** DATA PROVIDED **
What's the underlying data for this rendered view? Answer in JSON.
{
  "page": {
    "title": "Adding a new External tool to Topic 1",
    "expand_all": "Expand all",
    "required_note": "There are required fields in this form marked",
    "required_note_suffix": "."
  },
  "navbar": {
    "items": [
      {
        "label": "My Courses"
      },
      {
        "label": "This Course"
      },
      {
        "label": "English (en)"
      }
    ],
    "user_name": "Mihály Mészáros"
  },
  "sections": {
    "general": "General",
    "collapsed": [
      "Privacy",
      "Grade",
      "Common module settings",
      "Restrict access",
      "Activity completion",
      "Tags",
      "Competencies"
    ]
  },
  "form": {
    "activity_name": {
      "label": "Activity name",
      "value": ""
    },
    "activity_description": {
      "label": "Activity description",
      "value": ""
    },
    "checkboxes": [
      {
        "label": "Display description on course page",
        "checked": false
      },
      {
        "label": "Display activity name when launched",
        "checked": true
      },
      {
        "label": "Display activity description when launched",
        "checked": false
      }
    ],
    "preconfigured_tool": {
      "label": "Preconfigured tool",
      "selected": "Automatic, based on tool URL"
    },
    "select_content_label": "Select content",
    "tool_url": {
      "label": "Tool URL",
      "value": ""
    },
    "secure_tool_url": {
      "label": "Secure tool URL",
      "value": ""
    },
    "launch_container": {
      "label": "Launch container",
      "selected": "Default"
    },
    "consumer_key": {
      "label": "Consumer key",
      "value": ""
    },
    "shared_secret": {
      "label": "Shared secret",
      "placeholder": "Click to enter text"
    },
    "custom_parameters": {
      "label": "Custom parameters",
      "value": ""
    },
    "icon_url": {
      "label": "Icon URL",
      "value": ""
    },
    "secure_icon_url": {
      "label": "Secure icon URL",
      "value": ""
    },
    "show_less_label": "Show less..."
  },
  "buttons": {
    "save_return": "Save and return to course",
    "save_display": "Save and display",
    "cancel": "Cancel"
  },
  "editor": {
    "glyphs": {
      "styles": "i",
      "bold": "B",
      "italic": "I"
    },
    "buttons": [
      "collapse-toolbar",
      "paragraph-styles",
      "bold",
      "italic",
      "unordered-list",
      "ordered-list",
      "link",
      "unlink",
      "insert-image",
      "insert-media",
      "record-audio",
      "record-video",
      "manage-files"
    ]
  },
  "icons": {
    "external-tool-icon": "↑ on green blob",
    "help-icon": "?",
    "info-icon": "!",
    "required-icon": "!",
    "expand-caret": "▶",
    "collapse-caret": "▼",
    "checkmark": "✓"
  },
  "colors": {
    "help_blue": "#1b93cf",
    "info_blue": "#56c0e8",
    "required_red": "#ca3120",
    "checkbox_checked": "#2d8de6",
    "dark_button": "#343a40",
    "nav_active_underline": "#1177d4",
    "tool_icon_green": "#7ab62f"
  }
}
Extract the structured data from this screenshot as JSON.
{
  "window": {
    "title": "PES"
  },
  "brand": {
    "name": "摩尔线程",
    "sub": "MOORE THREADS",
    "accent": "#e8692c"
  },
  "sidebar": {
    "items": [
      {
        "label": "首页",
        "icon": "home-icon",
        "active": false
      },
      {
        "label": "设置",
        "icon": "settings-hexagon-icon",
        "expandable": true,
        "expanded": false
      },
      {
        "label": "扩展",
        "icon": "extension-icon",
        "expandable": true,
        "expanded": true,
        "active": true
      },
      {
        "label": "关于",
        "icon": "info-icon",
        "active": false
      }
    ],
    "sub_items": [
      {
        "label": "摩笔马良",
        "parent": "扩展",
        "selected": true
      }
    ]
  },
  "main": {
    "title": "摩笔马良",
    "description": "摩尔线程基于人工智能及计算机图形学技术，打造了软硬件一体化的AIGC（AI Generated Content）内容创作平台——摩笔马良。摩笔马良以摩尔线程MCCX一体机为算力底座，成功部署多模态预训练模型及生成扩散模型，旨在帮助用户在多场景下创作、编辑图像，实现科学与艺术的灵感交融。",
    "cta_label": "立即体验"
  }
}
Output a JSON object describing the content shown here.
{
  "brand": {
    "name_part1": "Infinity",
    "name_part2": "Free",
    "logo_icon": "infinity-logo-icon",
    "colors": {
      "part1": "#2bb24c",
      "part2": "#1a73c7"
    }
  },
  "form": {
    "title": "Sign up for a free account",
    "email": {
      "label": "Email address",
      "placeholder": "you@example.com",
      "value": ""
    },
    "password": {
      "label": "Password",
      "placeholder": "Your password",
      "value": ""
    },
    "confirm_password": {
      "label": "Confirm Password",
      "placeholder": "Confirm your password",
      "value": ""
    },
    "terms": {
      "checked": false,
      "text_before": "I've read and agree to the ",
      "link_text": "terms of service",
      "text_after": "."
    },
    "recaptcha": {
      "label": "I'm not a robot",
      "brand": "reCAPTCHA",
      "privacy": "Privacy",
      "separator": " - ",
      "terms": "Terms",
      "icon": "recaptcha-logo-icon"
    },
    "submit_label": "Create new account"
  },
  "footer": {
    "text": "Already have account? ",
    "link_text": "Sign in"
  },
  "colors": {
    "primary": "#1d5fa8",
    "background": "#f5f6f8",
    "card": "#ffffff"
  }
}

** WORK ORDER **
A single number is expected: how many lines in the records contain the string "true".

** OUTPUT FOR THIS TASK **
6